For much of my life I believed that someone was either happy or they weren't mainly based on external factors. I'm happy if I love my job. I'm not happy when it's time to pay taxes. I'm happy when I'm in love. I'm not happy going through a divorce. I was always riding the waves of emotion, until I stopped being happy. I wasn't sure what was getting in my way. Then I learned I had built a resistance to it. I could say I wanted it, but my protective coping strategies where in the background guarding me from it.
What? How does a person become resistant to experiencing happiness or joy? Who doesn't want that all the time? If it's really possible - sign me up everyday!
I learned that I was not being vulnerable with happiness. I built walls and a comfortable fortress around my wounds and pain. I made beautiful fences around my heart, because I didn't want to get hurt again. On my side of the fence I was experiencing as much happiness as I could possibly muster, but I still couldn't feel it deeply, or from many other sources. When I questioned why my heart was aching for more meaning around love and joy, I had to look to the external factors for meaning. Maybe because my father and I have a strained relationship, my family and I had a disagreement, romantic relationships ended, I work too much, I don't exercise enough.....and the list goes on. But, my cognitive mind countered that with I have a therapy practice, I have a great daughter, I love my friends and I get to do many fun things. This created some real conflict internally.
I recently read 'Daring Greatly' by Brene Brown. She talks about how we have to be vulnerable to happiness. Yes, being vulnerable to happiness means opening my heart to joy and gratitude. My fortress is real sturdy! This is where I feel safe. I have created my coping strategy, to protect my heart at all cost because getting hurt sucks. Being vulnerable means I have to evaluate "the costs" of what I am doing. It means that I can try to feel joyful, I can try to rationalize why I should be happy, but it doesn't mean I can feel it deeply in my soul.
To be vulnerable, to allow another person to come into my garden and start loving me, feels quite dangerous. However, true happiness comes from aligning with my fear, appreciating its protection and recognizing that while it serves me, it also limits me. I am worthy of more happiness. This vulnerability isn't just about romantic love, but love with a friend, a parent or a sibling. I have to open myself, and again my mind immediately goes to the risk vs. reward (even as I write this) to show someone they can come towards me. I welcome you. I have to show up for my family, I have to open to love, I have to accept kindness from others, I have to appreciate myself more and embody gratitude.

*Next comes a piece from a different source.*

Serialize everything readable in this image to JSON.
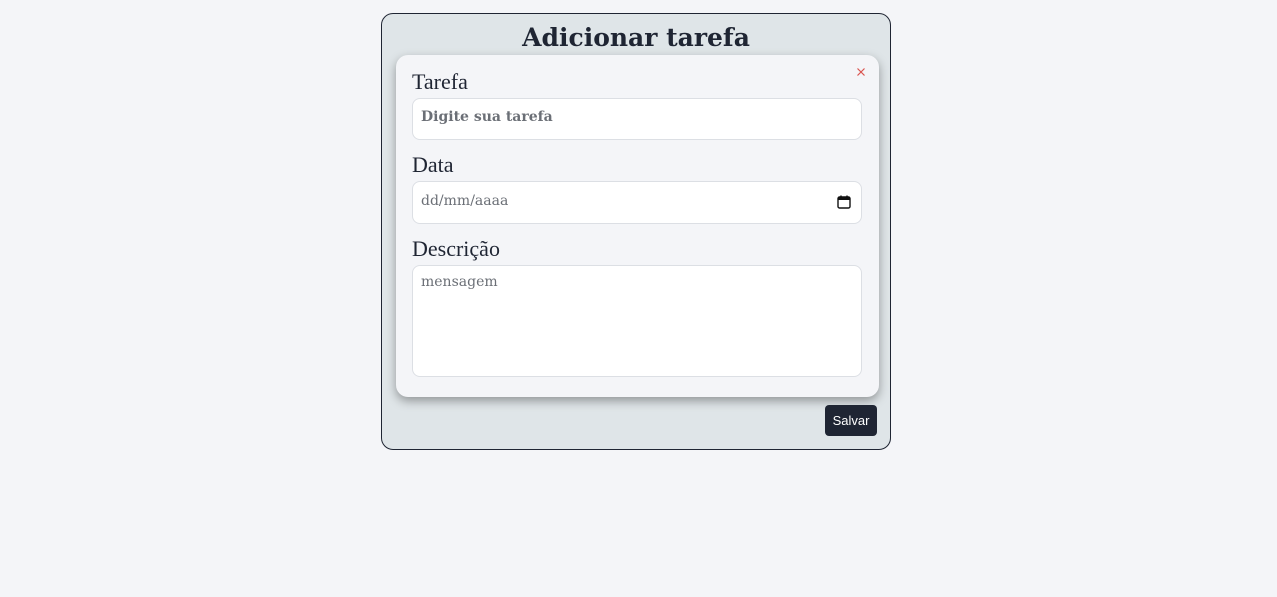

Leaning into happiness means being with the uncomfortable parts of myself. If they are hard for me to love, will they be hard for others to love? Am I worthy of such happiness because if you saw my flaws, my weaknesses, my unhappy thoughts, would you be disappointed? If I'm always sitting in my fortress, I will never know. Plus, I am not giving the other person a chance to be themselves. I am sitting in the judges chair assuming they won't love those parts of me. I've been afraid that my joy won't last or there won't be enough, so it's safer not to be vulnerable. As much as I want happiness, I'm scared of losing it, which prevents me from opening my heart to the possibility.
I am developing more intention around gratitude, love, generosity, playfulness and joy. I am practicing appreciation for that in my life instead of hiding from it. I've realized I risk missing out on joy by always protecting myself. Part of me has been doing this:
"Once we make the connection between vulnerability and joy, the answer is pretty straightforward: We're trying to beat vulnerability to the punch. We don't want to get blindsided by hurt." (p 121)
In my therapy practice I work with my client's defenses, wounds, pains and sadness. I am always talking about taking a chance with vulnerability, to bring light into that part of themselves. It's only recently that I equated vulnerability with happiness. I mostly associated it with the more painful circumstances. Now I am giving more attention to letting people get closer to my heart. As much as I want to pull back, I am stepping forward. Vulnerability naturally runs the risk of being exposed, seen or acknowledged. Am I willing to move forward and let more joy in? I am stringing together moments of connection, compassion and love to let them shine in the darker moments. It's time to leave my fortress.